**Dataset records:**
+ + + +

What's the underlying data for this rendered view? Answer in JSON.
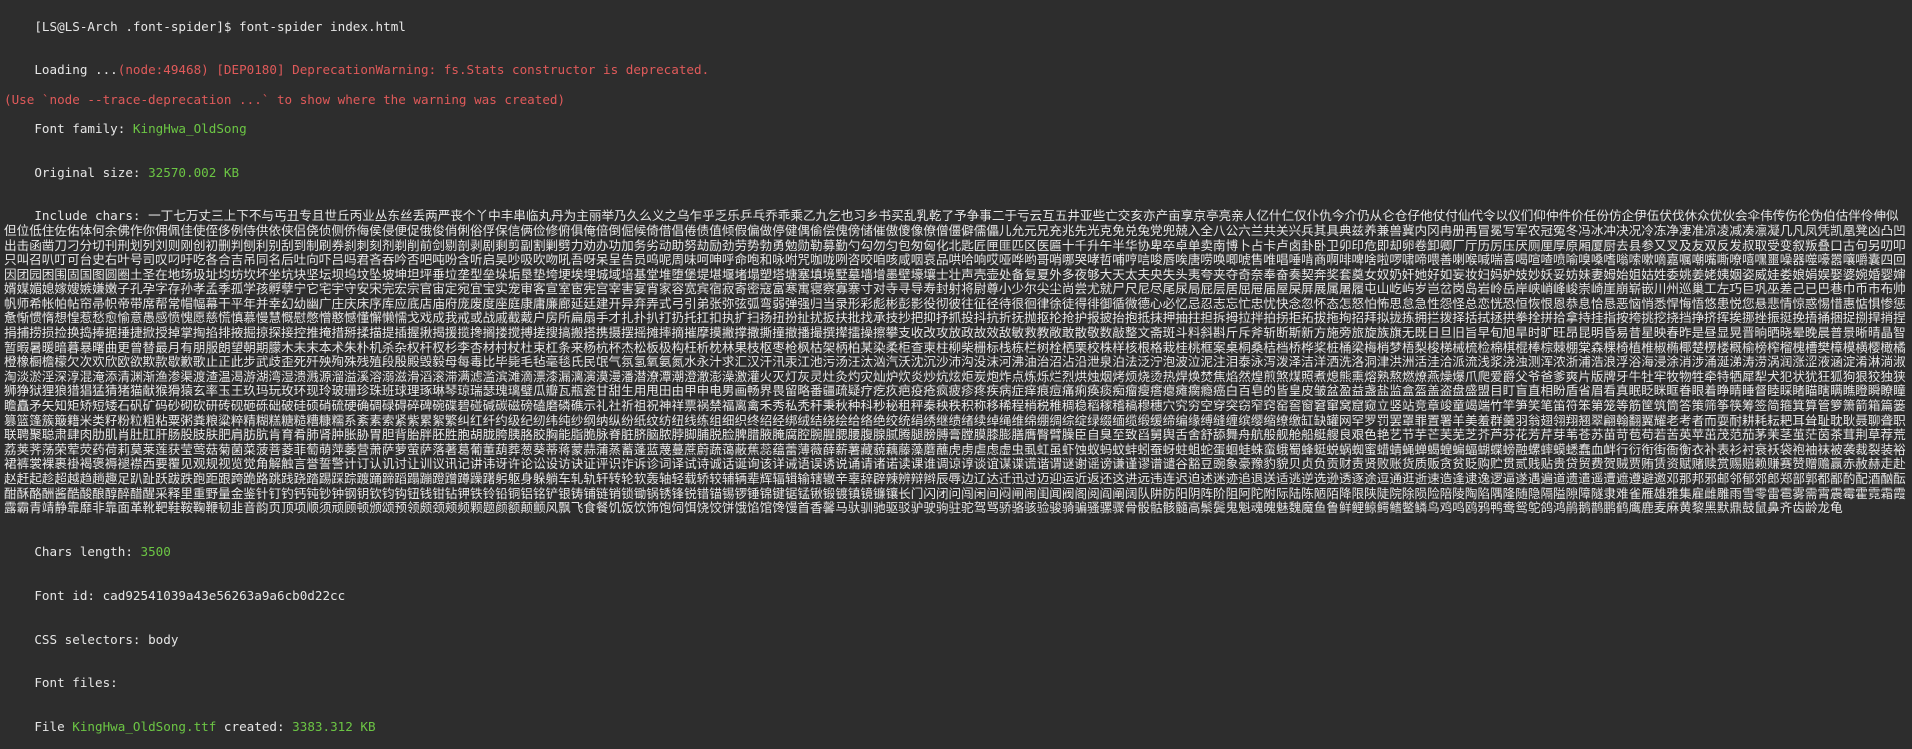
{
  "prompt": "[LS@LS-Arch .font-spider]$ font-spider index.html",
  "loading": {
    "prefix": "Loading ...",
    "warning": "(node:49468) [DEP0180] DeprecationWarning: fs.Stats constructor is deprecated.",
    "trace": "(Use `node --trace-deprecation ...` to show where the warning was created)"
  },
  "font_family": {
    "label": "Font family: ",
    "value": "KingHwa_OldSong"
  },
  "original_size": {
    "label": "Original size: ",
    "value": "32570.002 KB"
  },
  "include_chars": {
    "label": "Include chars: ",
    "value": "一丁七万丈三上下不与丐丑专且世丘丙业丛东丝丢两严丧个丫中丰串临丸丹为主丽举乃久么义之乌乍乎乏乐乒乓乔乖乘乙九乞也习乡书买乱乳乾了予争事二于亏云互五井亚些亡交亥亦产亩享京亭亮亲人亿什仁仅仆仇今介仍从仑仓仔他仗付仙代令以仪们仰仲件价任份仿企伊伍伏伐休众优伙会伞伟传伤伦伪伯估伴伶伸似但位低住佐佑体何余佛作你佣佩佳使侄侈例侍供依侠侣侥侦侧侨侮侯侵便促俄俊俏俐俗俘保信俩俭修俯俱俺倍倒倔候倚借倡倦债值倾假偏做停健偶偷偿傀傍储催傲傻像僚僧僵僻儒儡儿允元兄充兆先光克免兑兔党兜兢入全八公六兰共关兴兵其具典兹养兼兽冀内冈冉册再冒冕写军农冠冤冬冯冰冲决况冷冻净凄准凉凌减凑凛凝几凡凤凭凯凰凳凶凸凹出击函凿刀刁分切刊刑划列刘则刚创初删判刨利别刮到制刷券刹刺刻剂剃削前剑剔剖剥剧剩剪副割剿劈力劝办功加务劣动助努劫励劲劳势勃勇勉勋勒募勤勺勾勿匀包匆匈化北匙匠匣匪匹区医匾十千升午半华协卑卒卓单卖南博卜占卡卢卤卦卧卫卯印危即却卵卷卸卿厂厅历厉压厌厕厘厚原厢厦厨去县参又叉及友双反发叔取受变叙叛叠口古句另叨叩只叫召叭叮可台史右叶号司叹叼吁吃各合吉吊同名后吐向吓吕吗君吝吞吟否吧吨吩含听启吴吵吸吹吻吼吾呀呆呈告员呜呢周味呵呻呼命咆和咏咐咒咖咙咧咨咬咱咳咸咽哀品哄哈响哎哑哗哟哥哨哪哭哮哲哺哼唁唆唇唉唐唠唤唧唬售唯唱唾啃商啊啡啤啥啦啰啸啼喂善喇喉喊喘喜喝喧喳喷喻嗅嗓嗜嗡嗦嗽嘀嘉嘱嘲嘴嘶嘹嘻嘿噩噪器噬嚎嚣嚷嚼囊四回因团园困围固国图圆圈土圣在地场圾址均坊坎坏坐坑块坚坛坝坞坟坠坡坤坦坪垂垃垄型垒垛垢垦垫垮埂埃埋城域培基堂堆堕堡堤堪堰堵塌塑塔塘塞填境墅墓墙增墨壁壕壤士壮声壳壶处备复夏外多夜够大天太夫央失头夷夸夹夺奇奈奉奋奏契奔奖套奠女奴奶奸她好如妄妆妇妈妒妓妙妖妥妨妹妻姆始姐姑姓委姚姜姥姨姻姿威娃娄娘娟娱娶婆婉婚婴婶婿媒媚媳嫁嫂嫉嫌嫩子孔孕字存孙孝孟季孤学孩孵孽宁它宅宇守安宋完宏宗官宙定宛宜宝实宠审客宣室宦宪宫宰害宴宵家容宽宾宿寂寄密寇富寒寓寝察寡寨寸对寺寻导寿封射将尉尊小少尔尖尘尚尝尤就尸尺尼尽尾尿局屁层居屈屉届屋屎屏展属屠履屯山屹屿岁岂岔岗岛岩岭岳岸峡峭峰峻崇崎崖崩崭嵌川州巡巢工左巧巨巩巫差己已巴巷巾币市布帅帆师希帐帕帖帘帚帜帝带席帮常帽幅幕干平年并幸幻幼幽广庄庆床序库应底店庙府庞废度座庭康庸廉廊延廷建开异弃弄式弓引弟张弥弦弧弯弱弹强归当录形彩彪彬彭影役彻彼往征径待很徊律徐徒得徘御循微德心必忆忌忍志忘忙忠忧快念忽怀态怎怒怕怖思怠急性怨怪总恋恍恐恒恢恨恩恭息恰恳恶恼悄悉悍悔悟悠患悦您悬悲情惊惑惕惜惠惦惧惨惩惫惭惯惰想惶惹愁愈愉意愚感愤愧愿慈慌慎慕慢慧慨慰憋憎憨憾懂懈懒懦戈戏成我戒或战戚截戴户房所扁扇手才扎扑扒打扔托扛扣执扩扫扬扭扮扯扰扳扶批找承技抄把抑抒抓投抖抗折抚抛抠抡抢护报披抬抱抵抹押抽拄担拆拇拉拌拍拐拒拓拔拖拘招拜拟拢拣拥拦拨择括拭拯拱拳拴拼拾拿持挂指按挎挑挖挠挡挣挤挥挨挪挫振挺挽捂捅捆捉捌捍捎捏捐捕捞损捡换捣捧据捶捷掀授掉掌掏掐排掖掘掠探接控推掩措掰揉描提插握揪揭援揽搀搁搂搅搏搓搜搞搬搭携摄摆摇摊摔摘摧摩摸撇撑撒撕撞撤播撮撰撵擂操擦攀支收改攻放政故效敌敏救教敞敢散敬数敲整文斋斑斗料斜斟斤斥斧斩断斯新方施旁旅旋族旗无既日旦旧旨早旬旭旱时旷旺昂昆明昏易昔星映春昨是昼显晃晋晌晒晓晕晚晨普景晰晴晶智暂暇暑暖暗暮暴曙曲更曾替最月有朋服朗望朝期朦木未末本术朱朴机杀杂权杆杈杉李杏材村杖杜束杠条来杨杭杯杰松板极构枉析枕林果枝枢枣枪枫枯架柄柏某染柔柜查柬柱柳柴栅标栈栋栏树栓栖栗校株样核根格栽桂桃框案桌桐桑桔档桥桦桨桩桶梁梅梢梦梧梨梭梯械梳检棉棋棍棒棕棘棚棠森棵椅植椎椒椭椰楚楞楼概榆榜榨榴槐槽樊樟模横樱橄橘橙橡橱檐檬欠次欢欣欧欲欺款歇歉歌止正此步武歧歪死歼殃殉殊残殖段殷殿毁毅母每毒比毕毙毛毡毫毯氏民氓气氛氢氧氨氮水永汁求汇汉汗汛汞江池污汤汪汰汹汽沃沈沉沙沛沟没沫河沸油治沼沾沿泄泉泊法泛泞泡波泣泥注泪泰泳泻泼泽洁洋洒洗洛洞津洪洲活洼洽派流浅浆浇浊测浑浓浙浦浩浪浮浴海浸涂消涉涌涎涕涛涝涡润涨涩液涵淀淆淋淌淑淘淡淤淫深淳混淹添清渊渐渔渗渠渡渣温渴游湖湾湿溃溅源溜溢溪溶溺滋滑滔滚滞满滤滥滨滩滴漂漆漏漓演漠漫潘潜潦潭潮澄澈澎澡激灌火灭灯灰灵灶灸灼灾灿炉炊炎炒炕炫炬炭炮炸点炼烁烂烈烘烛烟烤烦烧烫热焊焕焚焦焰然煌煎煞煤照煮熄熊熏熔熟熬燃燎燕燥爆爪爬爱爵父爷爸爹爽片版牌牙牛牡牢牧物牲牵特牺犀犁犬犯状犹狂狐狗狠狡独狭狮狰狱狸狼猎猖猛猜猪猫献猴猾猿玄率玉王玖玛玩玫环现玲玻珊珍珠班球理琢琳琴琼瑞瑟瑰璃璧瓜瓣瓦瓶瓷甘甜生用甩田由甲申电男画畅界畏留略番疆疏疑疗疙疚疤疫疮疯疲疹疼疾病症痒痕痘痛痢痪痰痴瘤瘦瘩瘪瘫瘸瘾癌白百皂的皆皇皮皱盆盈益盏盐监盒盔盖盗盘盛盟目盯盲直相盼盾省眉看真眠眨眯眶眷眼着睁睛睡督睦睬睹瞄瞎瞒瞧瞪瞬瞭瞳瞻矗矛矢知矩矫短矮石矾矿码砂砌砍研砖砚砸砾础破硅硕硝硫硬确碉碌碍碎碑碗碟碧碰碱碳磁磅磕磨磷礁示礼社祈祖祝神祥票祸禁福离禽禾秀私秃秆秉秋种科秒秘租秤秦秧秩积称移稀程稍税稚稠稳稻稼稽稿穆穗穴究穷空穿突窃窄窍窑窖窗窘窜窝窟窥立竖站竞章竣童竭端竹竿笋笑笔笛符笨第笼等筋筐筑筒答策筛筝筷筹签简箍箕算管箩箫箭箱篇篓篡篮篷簇簸籍米类籽粉粒粗粘粟粥粪粮粱粹精糊糕糖糙糟糠糯系紊素索紧紫累絮繁纠红纤约级纪纫纬纯纱纲纳纵纷纸纹纺纽线练组细织终绍经绑绒结绕绘给络绝绞统绢绣继绩绪续绰绳维绵绷绸综绽绿缀缅缆缎缓缔编缘缚缝缠缤缨缩缭缴缸缺罐网罕罗罚罢罩罪置署羊美羞群羹羽翁翅翎翔翘翠翩翰翻翼耀老考者而耍耐耕耗耘耙耳耸耻耽耿聂聊聋职联聘聚聪肃肆肉肋肌肖肚肛肝肠股肢肤肥肩肪肮肯育肴肺肾肿胀胁胃胆背胎胖胚胜胞胡胧胯胰胳胶胸能脂脆脉脊脏脐脑脓脖脚脯脱脸脾腊腋腌腐腔腕腥腮腰腹腺腻腾腿膀膊膏膛膜膝膨膳膺臀臂臊臣自臭至致舀舅舆舌舍舒舔舞舟航般舰舱船艇艘良艰色艳艺节芋芒芙芜芝芥芦芬花芳芹芽苇苍苏苗苛苞苟若苦英苹茁茂范茄茅茉茎茧茫茵茶茸荆草荐荒荔荚荠荡荣荤荧药荷莉莫莱莲获莹莺菇菊菌菜菠菩菱菲萄萌萍萎营萧萨萝萤萨落著葛葡董葫葬葱葵蒂蒋蒙蒜蒲蒸蓄蓬蓝蔑蔓蔗蔚蔬蔼蔽蕉蕊蕴蕾薄薇薛薪薯藏藐藕藤藻蘑蘸虎虏虐虑虚虫虱虹虽虾蚀蚁蚂蚊蚌蚓蚕蚜蛀蛆蛇蛋蛔蛙蛛蛮蛾蜀蜂蜓蜕蜗蜘蜜蜡蜻蝇蝉蝎蝗蝙蝠蝴蝶螃融螺蟀蟆蟋蠢血衅行衍衔街衙衡衣补表衫衬衰袄袋袍袖袜被袭裁裂装裕裙裤裳裸裹褂褐褒褥褪襟西要覆见观规视览觉角解触言誉誓警计订认讥讨让训议讯记讲讳讶许论讼设访诀证评识诈诉诊词译试诗诚话诞询该详诫语误诱说诵请诸诺读课谁调谅谆谈谊谋谍谎谐谓谜谢谣谤谦谨谬谱谴谷豁豆豌象豪豫豹貌贝贞负贡财责贤败账货质贩贪贫贬购贮贯贰贱贴贵贷贸费贺贼贾贿赁资赋赌赎赏赐赔赖赚赛赞赠赡赢赤赦赫走赴赵赶起趁超越趋趟趣足趴趾跃跋跌跑距跟跨跪路跳践跷踏踢踩踪踱踊蹄蹈蹋蹦蹬蹭蹲躁躇躬躯身躲躺车轧轨轩转轮软轰轴轻载轿较辅辆辈辉辐辑输辖辙辛辜辞辟辣辨辩辫辰辱边辽达迁迅过迈迎运近返还这进远违连迟迫述迷迹追退送适逃逆选逊透逐途逗通逛逝速造逢逮逸逻逼遂遇遍道遗遣遥遭遮遵避邀邓那邦邪邮邻郁郊郎郑部郭都鄙酌配酒酗酝酣酥酪酬酱酷酸酿醇醉醋醒采释里重野量金鉴针钉钓钙钝钞钟钢钥钦钧钩钮钱钳钻钾铁铃铅铜铝铭铲银铸铺链销锁锄锅锈锋锐错锚锡锣锤锦键锯锰锹锻镀镇镜镰镶长门闪闭问闯闲间闷闸闹闺闻阀阁阅阎阐阔队阱防阳阴阵阶阻阿陀附际陆陈陋陌降限陕陡院除陨险陪陵陶陷隅隆随隐隔隘隙障隧隶难雀雁雄雅集雇雌雕雨雪零雷雹雾需霄震霉霍霓霜霞露霸青靖静靠靡非靠面革靴靶鞋鞍鞠鞭韧韭音韵页顶项顺须顽顾顿颁颂预领颇颈颊频颗题颜额颠颤风飘飞食餐饥饭饮饰饱饲饵饶饺饼饿馅馆馋馒首香馨马驮驯驰驱驳驴驶驹驻驼驾骂骄骆骇验骏骑骗骚骡骤骨骰骷骸髓高鬃鬓鬼魁魂魄魅魏魔鱼鲁鲜鲤鲸鳄鳍鳖鳞鸟鸡鸣鸥鸦鸭鸯鸳鸵鸽鸿鹃鹅鹊鹏鹤鹰鹿麦麻黄黎黑默鼎鼓鼠鼻齐齿龄龙龟"
  },
  "chars_length": {
    "label": "Chars length: ",
    "value": "3500"
  },
  "font_id": {
    "label": "Font id: ",
    "value": "cad92541039a43e56263a9a6cb0d22cc"
  },
  "css_selectors": {
    "label": "CSS selectors: ",
    "value": "body"
  },
  "font_files": {
    "label": "Font files:"
  },
  "file_created": {
    "prefix": "File ",
    "file": "KingHwa_OldSong.ttf",
    "mid": " created: ",
    "size": "3383.312 KB"
  }
}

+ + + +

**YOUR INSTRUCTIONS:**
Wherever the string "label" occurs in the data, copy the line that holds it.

**FINISHED EXERCISE:**
    "label": "Font family: ",
    "label": "Original size: ",
    "label": "Include chars: ",
    "label": "Chars length: ",
    "label": "Font id: ",
    "label": "CSS selectors: ",
    "label": "Font files:"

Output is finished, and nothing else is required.